Create continuity and bridges between meetings. The episodic nature of board meetings significantly influences board performance. For many independent institutions, trustees show up on campus three times a year in order to “govern,” too often with little institutional contact in between.
A good practice is for the board chair, a committee chair or an administrator who is in front of the board to remind trustees of what happened at the last meeting and inform them of what’s happened since. Then toward the end of the meeting, the board chair should take a few minutes to summarize what occurred (and ask, “Did I get that right?”), discuss implications and describe what trustees can expect next.
Some boards are experimenting with having a conference call between regularly scheduled meetings for the purposes of updating trustees on what’s happening on the campus and to keep them engaged between meetings. In addition, many boards hold committee meetings via teleconference between regular board meetings to work on vital matters.
In conclusion, boards mired in mediocrity too often are satisfied and fall far short of effectiveness. In contrast, boards that add value continue to evolve. They grow tired of the status quo. They understand that governance as usual will not help propel their institutions forward. Boards should develop what management experts Jim Collins and Jerry Porras call a “positive restlessness” -- and be never quite satisfied with their performance.
After all, the world is complex and ever changing. Like the institutions that they serve, boards must ask questions, learn from experience, adapt to changing conditions and continually improve.
Cathy Trower is president of Trower & Trower, Inc., a board governance consulting firm. Peter Eckel is a senior fellow and the director of leadership programs at the University of Pennsylvania’s Alliance for Higher Education and Democracy.

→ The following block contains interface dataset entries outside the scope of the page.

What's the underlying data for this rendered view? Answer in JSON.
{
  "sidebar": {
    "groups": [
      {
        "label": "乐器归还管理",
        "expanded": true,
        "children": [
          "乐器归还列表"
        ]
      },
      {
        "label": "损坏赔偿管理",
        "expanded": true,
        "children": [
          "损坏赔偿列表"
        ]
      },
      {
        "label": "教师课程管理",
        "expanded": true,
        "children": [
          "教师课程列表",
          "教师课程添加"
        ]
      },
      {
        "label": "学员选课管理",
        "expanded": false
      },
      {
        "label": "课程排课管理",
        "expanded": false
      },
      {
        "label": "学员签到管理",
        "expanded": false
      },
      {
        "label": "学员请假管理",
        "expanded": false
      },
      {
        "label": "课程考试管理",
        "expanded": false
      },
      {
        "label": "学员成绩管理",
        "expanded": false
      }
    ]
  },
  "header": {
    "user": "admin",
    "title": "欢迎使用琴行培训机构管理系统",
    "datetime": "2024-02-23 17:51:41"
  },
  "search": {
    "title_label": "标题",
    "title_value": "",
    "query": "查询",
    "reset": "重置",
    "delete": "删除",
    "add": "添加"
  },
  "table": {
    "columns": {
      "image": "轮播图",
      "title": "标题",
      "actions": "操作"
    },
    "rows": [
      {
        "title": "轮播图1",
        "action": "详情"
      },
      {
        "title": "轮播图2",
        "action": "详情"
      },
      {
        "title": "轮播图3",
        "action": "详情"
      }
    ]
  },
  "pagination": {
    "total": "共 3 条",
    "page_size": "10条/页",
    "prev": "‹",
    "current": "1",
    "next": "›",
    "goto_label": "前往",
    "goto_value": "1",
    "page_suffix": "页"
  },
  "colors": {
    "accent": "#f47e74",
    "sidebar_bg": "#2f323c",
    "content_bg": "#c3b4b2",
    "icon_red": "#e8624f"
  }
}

Concordia College, in Moorhead, Minn., last week announced cuts that would eliminate a number of programs, many of them in languages. The cuts eliminate programs in Latin, Latin education, French, French education and German -- along with classical studies, classics, health, humanities and Scandinavian studies. College officials cited low enrollments and the need for budget savings.
But now the college is facing a strong backlash from students and alumni, The Star Tribune reported. Many note that Concordia may be best known for Concordia Language Villages, summer immersion programs. Concordia says that program will not change, but many question how a college can promote its summer programs in languages while eliminating them from the academic program. Latin teachers are lobbying against those cuts. And many are backing a petition with the name We Want Our Majors Back.
Officials at the University of Massachusetts at Dartmouth have launched new campaigns to discourage heroin use after two students overdosed in recent weeks, one of them fatally, The Boston Globe reported. Increased heroin use on campus in recent years has resulted in a number of deaths and attracted more attention from campus health officials.